Volume 1, Issue 2

 

Evaluating the Management of Diabetes Mellitus Type-2 in HIV-Infected Patients

August 2, 2010

BACKGROUND

  • Diabetes mellitus (DM) and impaired glucose tolerance in HIV-infected patients are common
  • Insulin resistance is an important cardiovascular disease risk factor in HIV-infected patients
  • Hemoglobin A1c (HbA1c) used to monitor glucose control 
  • Literature suggests HbA1c overestimates glucose control
  • Fructosamine measures glycosylated proteins in the serum or plasma over previous 2-3 weeks
  • Fructosamine may be more reliable marker of glucose control in HIV patients
  • If treatment is necessary, preferred option is insulin-sensitizers

OBJECTIVES

Primary 

  • Determine if discrepancy exists between fructosamine-estimated average glucose and HbA1c-estimated average glucose (eAG)

Secondary 

  • If discrepancy exists, which is more accurate compared to self-monitor blood glucose readings
  • Assess management of diabetes

       -Percentage of subjects well-controlled

       -Determine if insulin-sensitizing agents result in better glucose control

METHODS

  • Observational cohort study of HIV-infected patients with DM2
  • Study period October 2009- April 2010 (IRB approved)
  • n=26 subjects (α = 0.5, Power of 80%)
  • Inclusion Criteria:

       -Diagnosed with HIV, treated with diabetic medications, >18 years of age

  • Exclusion Criteria:

       -Hemoglobinopathies, anemias, G6PD-deficiency, pregnancy, DM-Type1,

        ESRD, on medications: dapsone,  ribavirin, primaquine, oral  cortico-

        steroids in past 3 months, changes in diabetic agents within past 3months

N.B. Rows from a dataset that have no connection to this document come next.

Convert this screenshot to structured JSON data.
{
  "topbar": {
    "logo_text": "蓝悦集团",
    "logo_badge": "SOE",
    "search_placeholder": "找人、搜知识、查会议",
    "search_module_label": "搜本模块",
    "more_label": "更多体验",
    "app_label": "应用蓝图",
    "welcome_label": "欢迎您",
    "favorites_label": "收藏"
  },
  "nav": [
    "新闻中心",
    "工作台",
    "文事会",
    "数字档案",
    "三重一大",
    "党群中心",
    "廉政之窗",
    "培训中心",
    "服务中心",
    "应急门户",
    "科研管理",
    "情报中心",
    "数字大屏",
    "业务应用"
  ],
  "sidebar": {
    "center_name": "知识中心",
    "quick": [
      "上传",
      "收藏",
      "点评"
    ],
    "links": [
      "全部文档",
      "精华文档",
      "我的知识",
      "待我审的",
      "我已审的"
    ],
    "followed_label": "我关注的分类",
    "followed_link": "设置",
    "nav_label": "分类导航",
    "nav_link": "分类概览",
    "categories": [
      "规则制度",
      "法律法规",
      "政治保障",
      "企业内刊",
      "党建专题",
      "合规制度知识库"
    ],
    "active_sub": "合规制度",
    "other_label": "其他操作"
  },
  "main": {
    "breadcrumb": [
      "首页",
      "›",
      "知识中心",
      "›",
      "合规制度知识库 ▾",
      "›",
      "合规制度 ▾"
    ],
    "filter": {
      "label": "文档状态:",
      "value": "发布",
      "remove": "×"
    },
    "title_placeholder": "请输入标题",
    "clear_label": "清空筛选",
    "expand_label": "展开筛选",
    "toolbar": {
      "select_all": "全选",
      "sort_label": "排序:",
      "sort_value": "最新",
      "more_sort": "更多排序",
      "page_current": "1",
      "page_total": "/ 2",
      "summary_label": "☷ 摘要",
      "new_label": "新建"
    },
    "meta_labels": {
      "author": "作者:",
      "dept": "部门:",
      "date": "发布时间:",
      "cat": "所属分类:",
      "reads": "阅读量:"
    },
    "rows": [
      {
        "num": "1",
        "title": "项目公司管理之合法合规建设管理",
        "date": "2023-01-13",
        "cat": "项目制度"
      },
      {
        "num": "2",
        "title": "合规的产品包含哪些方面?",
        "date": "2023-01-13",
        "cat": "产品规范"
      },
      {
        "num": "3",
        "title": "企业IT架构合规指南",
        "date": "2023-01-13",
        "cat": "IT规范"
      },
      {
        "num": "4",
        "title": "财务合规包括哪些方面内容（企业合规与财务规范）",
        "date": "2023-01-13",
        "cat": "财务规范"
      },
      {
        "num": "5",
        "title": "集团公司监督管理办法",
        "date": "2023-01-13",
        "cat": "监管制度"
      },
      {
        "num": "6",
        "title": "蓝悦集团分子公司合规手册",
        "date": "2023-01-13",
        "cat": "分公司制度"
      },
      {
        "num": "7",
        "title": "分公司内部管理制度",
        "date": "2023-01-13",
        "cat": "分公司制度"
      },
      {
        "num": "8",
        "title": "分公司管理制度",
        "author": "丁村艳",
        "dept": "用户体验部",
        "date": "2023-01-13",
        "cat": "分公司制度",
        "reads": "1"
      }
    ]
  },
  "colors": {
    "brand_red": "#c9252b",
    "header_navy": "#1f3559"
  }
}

  • After consenting, HbA1c and fructosamine levels were obtained 
  • Estimated average glucose (eAG) was calculated from HbA1c levels:                           
  • HbA1c-eAG = (28.7xA1c) - 46.7
  • Estimated average glucose was derived from fructosamine measurements:

FR-eAG = {[(0.017xfructosamine)+1.61]x28.7} -46.7

RESULTS

 

LIMITATIONS

  • Small number of home glucometer averages obtained

       -Frequency and time of self-testing varied

  • Fructosamine level obtained only once per subject

       -Only estimates an average for previous 2-3 weeks

  • Subjects may adhere to diet and/or medications during period prior to clinic visit
  • Fructosamine sent to Quest vs. HbA1c measured in-house
  • 33% patients were on both insulin-sensitizing agents and insulin/sulfonylurea

       -Cannot determine efficacy of agents in these subjects

   -Unknown if prior regimens were not tolerated

 

DISCUSSION

  • 52.8% had >28mg/dL discrepancy (=1.0% HbA1c)

–         Not statistically significant, but clinically significant

  • Cannot conclude which laboratory test is a more accurate
  • measure of glucose control
  • Fructosamine estimates glucose control over shorter period of time compared to HbA1c

–        3 weeks vs. 3 months

  • Good adherence may explain lower FR-eAG vs HbA1c-eAG

–        Opposite results compared to previous studies where HbA1c underestimated glucose by 29mg/dL but fructosamine did not underestimate glucose

  • Diabetes well-controlled in 42% of subjects (15/36)

–        80% were treated with insulin-sensitizers

CONCLUSION

  • Discrepancy does exists between fructosamine-estimated average glucose and HbA1c-estimated average glucose  -(r =0.7;  r2 = 0.52)
  • Recommend fructosamine for adjunct monitoring when random glucose does not correspond with HbA1c
  • Metformin or pioglitazone may be more efficacious when  treating HIV-infected diabetic patients
  • Essential to encourage patient self-testing with home glucometers and bring to clinic visits to compare
  • More studies are needed to evaluate optimal management of DM in HIV patients

Disclosure

The authors of this presentation have the following to disclose concerning possible financial or personal relationships with commercial entities:

A. Cha: Nothing to disclose

E. Berrios-Colon: Nothing to disclose

L. Berkowitz: Nothing to disclose

J. Huang: Nothing to disclose

R. DiGregorio: Nothing to disclose